“Sure, why not. What does an extra do, exactly?” “Well typically extras are sitting at surrounding tables in a restaurant or walking through an airport. Extras are like backdrops to a scene. They don’t act, they just help to make the scene look real. Who knows maybe we’ll see your face on the big screen.” My first thought was hopefully without mozzarella cheese stuck in my braces.
Justin Harrow was the most beautiful boy I’d ever laid eyes on. My first crush. He was taller than me by almost four inches, close to five foot, six inches tall. He had salty blonde hair and emerald eyes that could light up Iceland’s night sky. I’d purposely sit one row behind and chair over so I could gaze at his perfect profile. Every so often he’d look back, our eyes meeting for a brief moment, heat rising up in my face. I would break eye contact and scribble something like the word idiot across my notepad to look as though I was taking notes in class. I longed for Justin to like me without him knowing I liked him first.
When I turned twelve, Candace had set me down for the birds and the bees talk, her words not mine. “What do birds and bees have to do with it?” I asked. She’d laugh, head back, displaying her perfectly aligned white teeth. She never answered that question but she did plenty of others. “It’s normal for you to feel “tingly” when you like someone.” Check! She explained that any day my period would come and a week later, it did. She took me shopping to celebrate womanhood. Candace was an expert on removing stigma and fears. She stood outside her bathroom, cheering me on as I inserted my first tampon. She said to stay away from light colors during my cycle and always be prepared in advance,aka menstrual calendar. Candace walked me through this foreign world one small step at a time.

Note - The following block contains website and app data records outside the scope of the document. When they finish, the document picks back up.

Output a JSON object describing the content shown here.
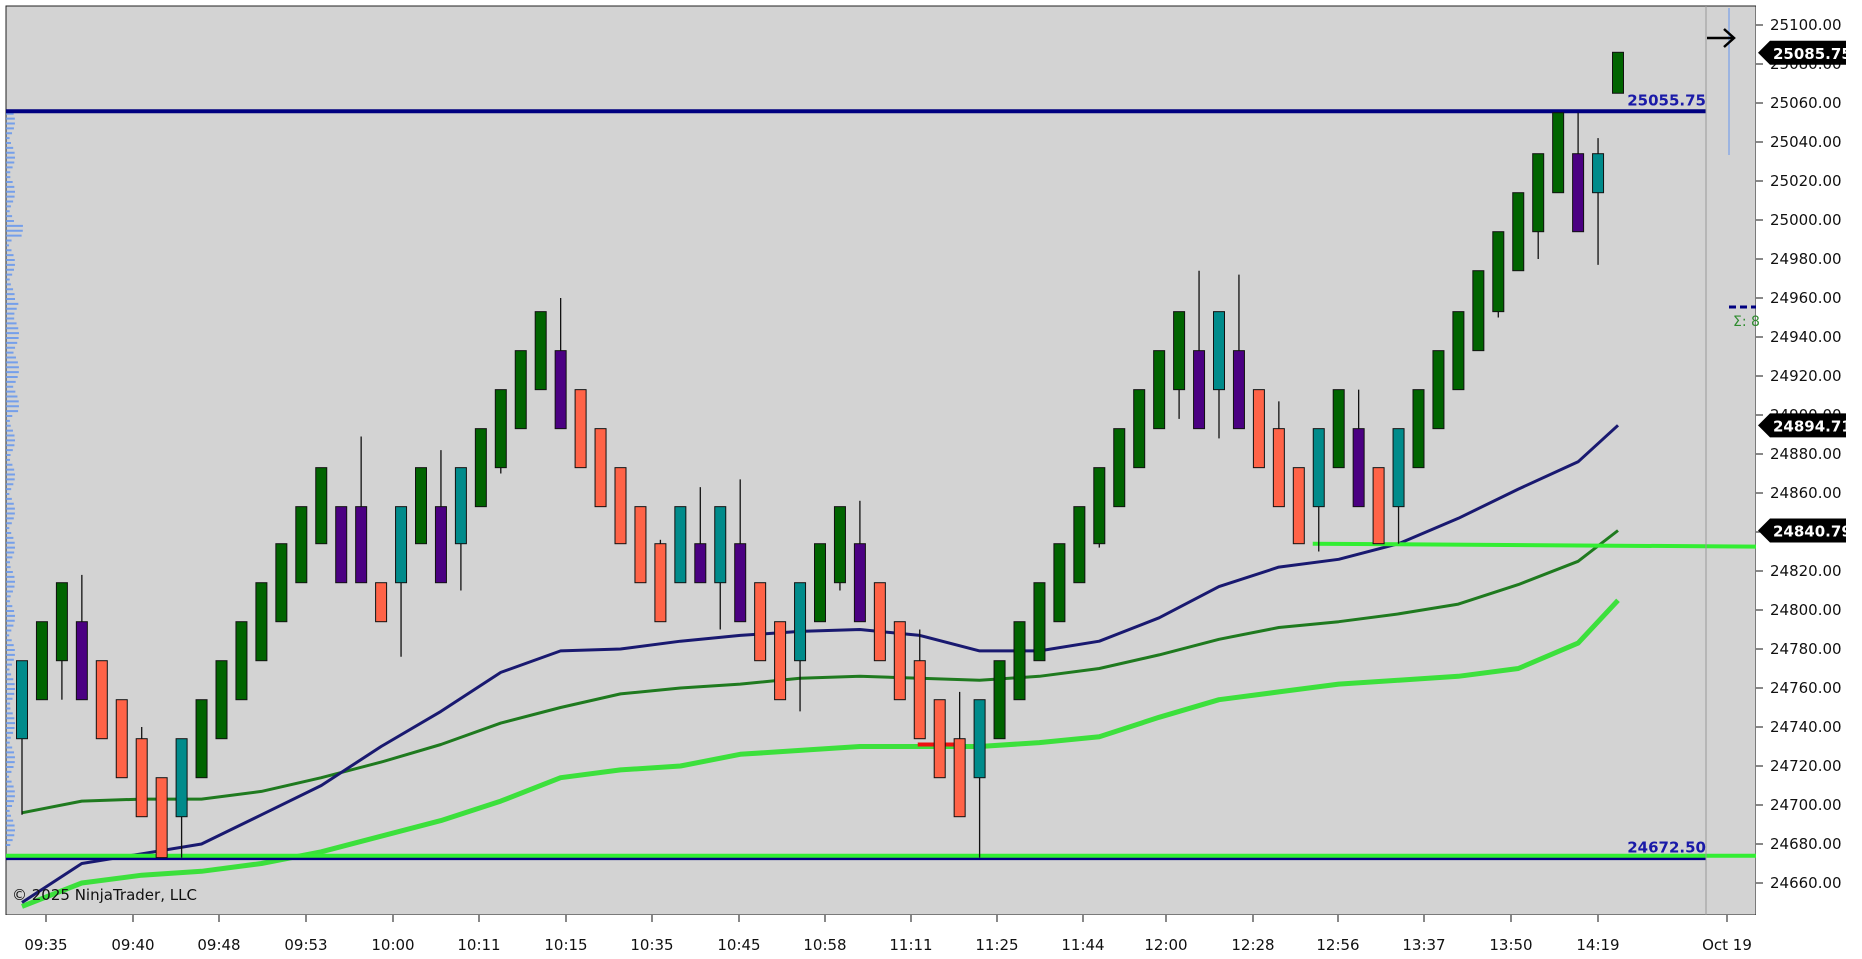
{
  "copyright": "© 2025 NinjaTrader, LLC",
  "sigma_label": "Σ: 8",
  "colors": {
    "background": "#d3d3d3",
    "bull": "#006400",
    "bear": "#ff6347",
    "bull_alt": "#008b8b",
    "bear_alt": "#4b0082",
    "ema_fast": "#191970",
    "ema_mid": "#1f7a1f",
    "ema_slow": "#3ce03c",
    "level_line": "#000080",
    "level_green": "#33ee33",
    "volume_profile": "#6495ed",
    "price_tag_bg": "#000000"
  },
  "chart_data": {
    "type": "candlestick",
    "instrument_timeframe_note": "",
    "x_tick_labels": [
      "09:35",
      "09:40",
      "09:48",
      "09:53",
      "10:00",
      "10:11",
      "10:15",
      "10:35",
      "10:45",
      "10:58",
      "11:11",
      "11:25",
      "11:44",
      "12:00",
      "12:28",
      "12:56",
      "13:37",
      "13:50",
      "14:19",
      "Oct 19"
    ],
    "y_ticks": [
      25100,
      25080,
      25060,
      25040,
      25020,
      25000,
      24980,
      24960,
      24940,
      24920,
      24900,
      24880,
      24860,
      24840,
      24820,
      24800,
      24780,
      24760,
      24740,
      24720,
      24700,
      24680,
      24660
    ],
    "y_tick_labels": [
      "25100.00",
      "25080.00",
      "25060.00",
      "25040.00",
      "25020.00",
      "25000.00",
      "24980.00",
      "24960.00",
      "24940.00",
      "24920.00",
      "24900.00",
      "24880.00",
      "24860.00",
      "24840.00",
      "24820.00",
      "24800.00",
      "24780.00",
      "24760.00",
      "24740.00",
      "24720.00",
      "24700.00",
      "24680.00",
      "24660.00"
    ],
    "ylim": [
      24648,
      25106
    ],
    "grid": false,
    "candles": [
      {
        "o": 24734,
        "h": 24774,
        "l": 24695,
        "c": 24774,
        "k": "bull_alt"
      },
      {
        "o": 24754,
        "h": 24794,
        "l": 24754,
        "c": 24794,
        "k": "bull"
      },
      {
        "o": 24774,
        "h": 24814,
        "l": 24754,
        "c": 24814,
        "k": "bull"
      },
      {
        "o": 24794,
        "h": 24818,
        "l": 24754,
        "c": 24754,
        "k": "bear_alt"
      },
      {
        "o": 24774,
        "h": 24774,
        "l": 24734,
        "c": 24734,
        "k": "bear"
      },
      {
        "o": 24754,
        "h": 24754,
        "l": 24714,
        "c": 24714,
        "k": "bear"
      },
      {
        "o": 24734,
        "h": 24740,
        "l": 24694,
        "c": 24694,
        "k": "bear"
      },
      {
        "o": 24714,
        "h": 24714,
        "l": 24673,
        "c": 24673,
        "k": "bear"
      },
      {
        "o": 24694,
        "h": 24734,
        "l": 24673,
        "c": 24734,
        "k": "bull_alt"
      },
      {
        "o": 24714,
        "h": 24754,
        "l": 24714,
        "c": 24754,
        "k": "bull"
      },
      {
        "o": 24734,
        "h": 24774,
        "l": 24734,
        "c": 24774,
        "k": "bull"
      },
      {
        "o": 24754,
        "h": 24794,
        "l": 24754,
        "c": 24794,
        "k": "bull"
      },
      {
        "o": 24774,
        "h": 24814,
        "l": 24774,
        "c": 24814,
        "k": "bull"
      },
      {
        "o": 24794,
        "h": 24834,
        "l": 24794,
        "c": 24834,
        "k": "bull"
      },
      {
        "o": 24814,
        "h": 24853,
        "l": 24814,
        "c": 24853,
        "k": "bull"
      },
      {
        "o": 24834,
        "h": 24873,
        "l": 24834,
        "c": 24873,
        "k": "bull"
      },
      {
        "o": 24853,
        "h": 24853,
        "l": 24814,
        "c": 24814,
        "k": "bear_alt"
      },
      {
        "o": 24853,
        "h": 24889,
        "l": 24814,
        "c": 24814,
        "k": "bear_alt"
      },
      {
        "o": 24814,
        "h": 24814,
        "l": 24794,
        "c": 24794,
        "k": "bear"
      },
      {
        "o": 24814,
        "h": 24853,
        "l": 24776,
        "c": 24853,
        "k": "bull_alt"
      },
      {
        "o": 24834,
        "h": 24873,
        "l": 24834,
        "c": 24873,
        "k": "bull"
      },
      {
        "o": 24853,
        "h": 24882,
        "l": 24814,
        "c": 24814,
        "k": "bear_alt"
      },
      {
        "o": 24834,
        "h": 24873,
        "l": 24810,
        "c": 24873,
        "k": "bull_alt"
      },
      {
        "o": 24853,
        "h": 24893,
        "l": 24853,
        "c": 24893,
        "k": "bull"
      },
      {
        "o": 24873,
        "h": 24913,
        "l": 24870,
        "c": 24913,
        "k": "bull"
      },
      {
        "o": 24893,
        "h": 24933,
        "l": 24893,
        "c": 24933,
        "k": "bull"
      },
      {
        "o": 24913,
        "h": 24953,
        "l": 24913,
        "c": 24953,
        "k": "bull"
      },
      {
        "o": 24933,
        "h": 24960,
        "l": 24893,
        "c": 24893,
        "k": "bear_alt"
      },
      {
        "o": 24913,
        "h": 24913,
        "l": 24873,
        "c": 24873,
        "k": "bear"
      },
      {
        "o": 24893,
        "h": 24893,
        "l": 24853,
        "c": 24853,
        "k": "bear"
      },
      {
        "o": 24873,
        "h": 24873,
        "l": 24834,
        "c": 24834,
        "k": "bear"
      },
      {
        "o": 24853,
        "h": 24853,
        "l": 24814,
        "c": 24814,
        "k": "bear"
      },
      {
        "o": 24834,
        "h": 24836,
        "l": 24794,
        "c": 24794,
        "k": "bear"
      },
      {
        "o": 24814,
        "h": 24853,
        "l": 24814,
        "c": 24853,
        "k": "bull_alt"
      },
      {
        "o": 24834,
        "h": 24863,
        "l": 24814,
        "c": 24814,
        "k": "bear_alt"
      },
      {
        "o": 24814,
        "h": 24853,
        "l": 24790,
        "c": 24853,
        "k": "bull_alt"
      },
      {
        "o": 24834,
        "h": 24867,
        "l": 24794,
        "c": 24794,
        "k": "bear_alt"
      },
      {
        "o": 24814,
        "h": 24814,
        "l": 24774,
        "c": 24774,
        "k": "bear"
      },
      {
        "o": 24794,
        "h": 24794,
        "l": 24754,
        "c": 24754,
        "k": "bear"
      },
      {
        "o": 24774,
        "h": 24814,
        "l": 24748,
        "c": 24814,
        "k": "bull_alt"
      },
      {
        "o": 24794,
        "h": 24834,
        "l": 24794,
        "c": 24834,
        "k": "bull"
      },
      {
        "o": 24814,
        "h": 24853,
        "l": 24810,
        "c": 24853,
        "k": "bull"
      },
      {
        "o": 24834,
        "h": 24856,
        "l": 24794,
        "c": 24794,
        "k": "bear_alt"
      },
      {
        "o": 24814,
        "h": 24814,
        "l": 24774,
        "c": 24774,
        "k": "bear"
      },
      {
        "o": 24794,
        "h": 24794,
        "l": 24754,
        "c": 24754,
        "k": "bear"
      },
      {
        "o": 24774,
        "h": 24790,
        "l": 24734,
        "c": 24734,
        "k": "bear"
      },
      {
        "o": 24754,
        "h": 24754,
        "l": 24714,
        "c": 24714,
        "k": "bear"
      },
      {
        "o": 24734,
        "h": 24758,
        "l": 24694,
        "c": 24694,
        "k": "bear"
      },
      {
        "o": 24714,
        "h": 24754,
        "l": 24673,
        "c": 24754,
        "k": "bull_alt"
      },
      {
        "o": 24734,
        "h": 24774,
        "l": 24734,
        "c": 24774,
        "k": "bull"
      },
      {
        "o": 24754,
        "h": 24794,
        "l": 24754,
        "c": 24794,
        "k": "bull"
      },
      {
        "o": 24774,
        "h": 24814,
        "l": 24774,
        "c": 24814,
        "k": "bull"
      },
      {
        "o": 24794,
        "h": 24834,
        "l": 24794,
        "c": 24834,
        "k": "bull"
      },
      {
        "o": 24814,
        "h": 24853,
        "l": 24814,
        "c": 24853,
        "k": "bull"
      },
      {
        "o": 24834,
        "h": 24873,
        "l": 24832,
        "c": 24873,
        "k": "bull"
      },
      {
        "o": 24853,
        "h": 24893,
        "l": 24853,
        "c": 24893,
        "k": "bull"
      },
      {
        "o": 24873,
        "h": 24913,
        "l": 24873,
        "c": 24913,
        "k": "bull"
      },
      {
        "o": 24893,
        "h": 24933,
        "l": 24893,
        "c": 24933,
        "k": "bull"
      },
      {
        "o": 24913,
        "h": 24953,
        "l": 24898,
        "c": 24953,
        "k": "bull"
      },
      {
        "o": 24933,
        "h": 24974,
        "l": 24893,
        "c": 24893,
        "k": "bear_alt"
      },
      {
        "o": 24913,
        "h": 24953,
        "l": 24888,
        "c": 24953,
        "k": "bull_alt"
      },
      {
        "o": 24933,
        "h": 24972,
        "l": 24893,
        "c": 24893,
        "k": "bear_alt"
      },
      {
        "o": 24913,
        "h": 24913,
        "l": 24873,
        "c": 24873,
        "k": "bear"
      },
      {
        "o": 24893,
        "h": 24907,
        "l": 24853,
        "c": 24853,
        "k": "bear"
      },
      {
        "o": 24873,
        "h": 24873,
        "l": 24834,
        "c": 24834,
        "k": "bear"
      },
      {
        "o": 24853,
        "h": 24893,
        "l": 24830,
        "c": 24893,
        "k": "bull_alt"
      },
      {
        "o": 24873,
        "h": 24913,
        "l": 24873,
        "c": 24913,
        "k": "bull"
      },
      {
        "o": 24893,
        "h": 24913,
        "l": 24853,
        "c": 24853,
        "k": "bear_alt"
      },
      {
        "o": 24873,
        "h": 24873,
        "l": 24834,
        "c": 24834,
        "k": "bear"
      },
      {
        "o": 24853,
        "h": 24893,
        "l": 24834,
        "c": 24893,
        "k": "bull_alt"
      },
      {
        "o": 24873,
        "h": 24913,
        "l": 24873,
        "c": 24913,
        "k": "bull"
      },
      {
        "o": 24893,
        "h": 24933,
        "l": 24893,
        "c": 24933,
        "k": "bull"
      },
      {
        "o": 24913,
        "h": 24953,
        "l": 24913,
        "c": 24953,
        "k": "bull"
      },
      {
        "o": 24933,
        "h": 24974,
        "l": 24933,
        "c": 24974,
        "k": "bull"
      },
      {
        "o": 24953,
        "h": 24994,
        "l": 24950,
        "c": 24994,
        "k": "bull"
      },
      {
        "o": 24974,
        "h": 25014,
        "l": 24974,
        "c": 25014,
        "k": "bull"
      },
      {
        "o": 24994,
        "h": 25034,
        "l": 24980,
        "c": 25034,
        "k": "bull"
      },
      {
        "o": 25014,
        "h": 25055,
        "l": 25014,
        "c": 25055,
        "k": "bull"
      },
      {
        "o": 25034,
        "h": 25055,
        "l": 24994,
        "c": 24994,
        "k": "bear_alt"
      },
      {
        "o": 25014,
        "h": 25042,
        "l": 24977,
        "c": 25034,
        "k": "bull_alt"
      },
      {
        "o": 25065,
        "h": 25086,
        "l": 25065,
        "c": 25086,
        "k": "bull"
      }
    ],
    "ema_fast": [
      [
        0,
        24650
      ],
      [
        3,
        24670
      ],
      [
        6,
        24675
      ],
      [
        9,
        24680
      ],
      [
        12,
        24695
      ],
      [
        15,
        24710
      ],
      [
        18,
        24730
      ],
      [
        21,
        24748
      ],
      [
        24,
        24768
      ],
      [
        27,
        24779
      ],
      [
        30,
        24780
      ],
      [
        33,
        24784
      ],
      [
        36,
        24787
      ],
      [
        39,
        24789
      ],
      [
        42,
        24790
      ],
      [
        45,
        24787
      ],
      [
        48,
        24779
      ],
      [
        51,
        24779
      ],
      [
        54,
        24784
      ],
      [
        57,
        24796
      ],
      [
        60,
        24812
      ],
      [
        63,
        24822
      ],
      [
        66,
        24826
      ],
      [
        69,
        24834
      ],
      [
        72,
        24847
      ],
      [
        75,
        24862
      ],
      [
        78,
        24876
      ],
      [
        80,
        24894.71
      ]
    ],
    "ema_mid": [
      [
        0,
        24696
      ],
      [
        3,
        24702
      ],
      [
        6,
        24703
      ],
      [
        9,
        24703
      ],
      [
        12,
        24707
      ],
      [
        15,
        24714
      ],
      [
        18,
        24722
      ],
      [
        21,
        24731
      ],
      [
        24,
        24742
      ],
      [
        27,
        24750
      ],
      [
        30,
        24757
      ],
      [
        33,
        24760
      ],
      [
        36,
        24762
      ],
      [
        39,
        24765
      ],
      [
        42,
        24766
      ],
      [
        45,
        24765
      ],
      [
        48,
        24764
      ],
      [
        51,
        24766
      ],
      [
        54,
        24770
      ],
      [
        57,
        24777
      ],
      [
        60,
        24785
      ],
      [
        63,
        24791
      ],
      [
        66,
        24794
      ],
      [
        69,
        24798
      ],
      [
        72,
        24803
      ],
      [
        75,
        24813
      ],
      [
        78,
        24825
      ],
      [
        80,
        24840.79
      ]
    ],
    "ema_slow": [
      [
        0,
        24648
      ],
      [
        3,
        24660
      ],
      [
        6,
        24664
      ],
      [
        9,
        24666
      ],
      [
        12,
        24670
      ],
      [
        15,
        24676
      ],
      [
        18,
        24684
      ],
      [
        21,
        24692
      ],
      [
        24,
        24702
      ],
      [
        27,
        24714
      ],
      [
        30,
        24718
      ],
      [
        33,
        24720
      ],
      [
        36,
        24726
      ],
      [
        39,
        24728
      ],
      [
        42,
        24730
      ],
      [
        45,
        24730
      ],
      [
        48,
        24730
      ],
      [
        51,
        24732
      ],
      [
        54,
        24735
      ],
      [
        57,
        24745
      ],
      [
        60,
        24754
      ],
      [
        63,
        24758
      ],
      [
        66,
        24762
      ],
      [
        69,
        24764
      ],
      [
        72,
        24766
      ],
      [
        75,
        24770
      ],
      [
        78,
        24783
      ],
      [
        80,
        24805
      ]
    ],
    "levels": [
      {
        "label": "25055.75",
        "value": 25055.75
      },
      {
        "label": "24672.50",
        "value": 24672.5
      }
    ],
    "support_line": {
      "from_candle": 65,
      "value_start": 24834,
      "value_end": 24834
    },
    "price_tags": [
      {
        "label": "25085.75",
        "value": 25085.75
      },
      {
        "label": "24894.71",
        "value": 24894.71
      },
      {
        "label": "24840.79",
        "value": 24840.79
      }
    ]
  }
}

My father had died from an aneurysm when I was eight. He was forty three, just four years older than my mother. He died sitting behind his desk at his office. My father was the manager of Chet Rich, Dylan Ray, and Southern Tide. Three of country music’s biggest songwriters and hit makers. His funeral was like the Who’s who of Nashville. Right at the time of his death, they had been trying to get pregnant. My mother wanted me to have a sibling but it just wasn’t God’s plan, she’d say. I only remember seeing my mother cry a total of three times during that eerie first year. Death is a strange experience. In the mornings, my father would wake us up by playing the piano downstairs. The day after he died, we woke up to painful silence. Where did he go? I’d wondered. Is it possible he’ll come back to us. Everything was weird and frightening like a sink hole had appeared under our house or a Poltergeist lingered. His toothbrush remained in the holder. His cologne on the dresser. His clothes are in the closet. His guitar next to the fireplace. It felt incredibly morbid to keep his things and utterly cold to give them away. The wrestle is very real when someone you love is gone. Although we knew my father was in Heaven with Jesus, it still broke our hearts to pieces.
Four years after my father’s death and Candace still could not bring herself to date. “Dad is watching us. It would be like cheating on him and I would never cheat on your father, “ she’d say with a hurting smile. Another stellar quality in my mother, loyalty.
So I became her everything which looking back now was not healthy for either of us. It’s a lesson I have learned more than once. People, our people are just on loan and we don’t know for how long so hold everything with open hands. Steer clear from codependency. It will rob you of your identity.